■ Exercise
From the records that follow, copy every line that contains the word "this".

■ Entries provided
================

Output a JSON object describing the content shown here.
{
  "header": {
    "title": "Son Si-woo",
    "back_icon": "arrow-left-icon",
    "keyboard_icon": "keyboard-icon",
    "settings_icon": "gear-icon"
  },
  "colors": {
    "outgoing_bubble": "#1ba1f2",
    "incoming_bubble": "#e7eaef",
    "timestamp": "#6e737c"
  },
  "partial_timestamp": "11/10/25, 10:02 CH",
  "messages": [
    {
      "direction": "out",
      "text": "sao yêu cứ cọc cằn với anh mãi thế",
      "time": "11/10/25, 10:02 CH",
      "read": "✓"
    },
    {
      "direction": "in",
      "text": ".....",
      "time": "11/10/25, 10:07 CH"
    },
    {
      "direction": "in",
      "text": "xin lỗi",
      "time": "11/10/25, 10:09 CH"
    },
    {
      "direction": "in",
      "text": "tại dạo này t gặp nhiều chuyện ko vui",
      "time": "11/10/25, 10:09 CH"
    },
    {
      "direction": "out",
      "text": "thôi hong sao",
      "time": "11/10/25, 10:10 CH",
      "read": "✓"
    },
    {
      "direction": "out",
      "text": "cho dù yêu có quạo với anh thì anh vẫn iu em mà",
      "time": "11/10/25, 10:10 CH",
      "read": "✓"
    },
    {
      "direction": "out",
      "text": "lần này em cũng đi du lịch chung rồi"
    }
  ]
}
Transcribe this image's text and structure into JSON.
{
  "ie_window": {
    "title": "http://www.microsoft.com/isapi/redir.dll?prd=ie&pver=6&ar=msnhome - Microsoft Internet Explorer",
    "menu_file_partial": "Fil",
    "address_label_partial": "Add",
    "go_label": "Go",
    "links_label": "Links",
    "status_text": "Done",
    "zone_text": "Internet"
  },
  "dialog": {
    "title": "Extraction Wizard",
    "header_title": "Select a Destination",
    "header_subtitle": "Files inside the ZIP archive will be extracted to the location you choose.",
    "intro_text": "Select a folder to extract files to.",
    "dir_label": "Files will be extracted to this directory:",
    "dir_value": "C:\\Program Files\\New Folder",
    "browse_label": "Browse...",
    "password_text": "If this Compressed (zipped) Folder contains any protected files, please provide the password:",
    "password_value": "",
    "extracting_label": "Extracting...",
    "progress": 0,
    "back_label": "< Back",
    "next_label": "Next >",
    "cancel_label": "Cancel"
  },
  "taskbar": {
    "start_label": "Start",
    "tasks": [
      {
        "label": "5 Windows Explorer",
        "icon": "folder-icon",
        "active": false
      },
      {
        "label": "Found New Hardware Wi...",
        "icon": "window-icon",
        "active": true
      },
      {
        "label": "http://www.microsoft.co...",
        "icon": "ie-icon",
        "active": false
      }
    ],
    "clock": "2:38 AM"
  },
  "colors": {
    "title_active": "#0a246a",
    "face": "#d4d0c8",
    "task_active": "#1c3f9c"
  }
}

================

■ Response box
Transcribe this image's text and structure into JSON.
    "dir_label": "Files will be extracted to this directory:",
    "password_text": "If this Compressed (zipped) Folder contains any protected files, please provide the password:",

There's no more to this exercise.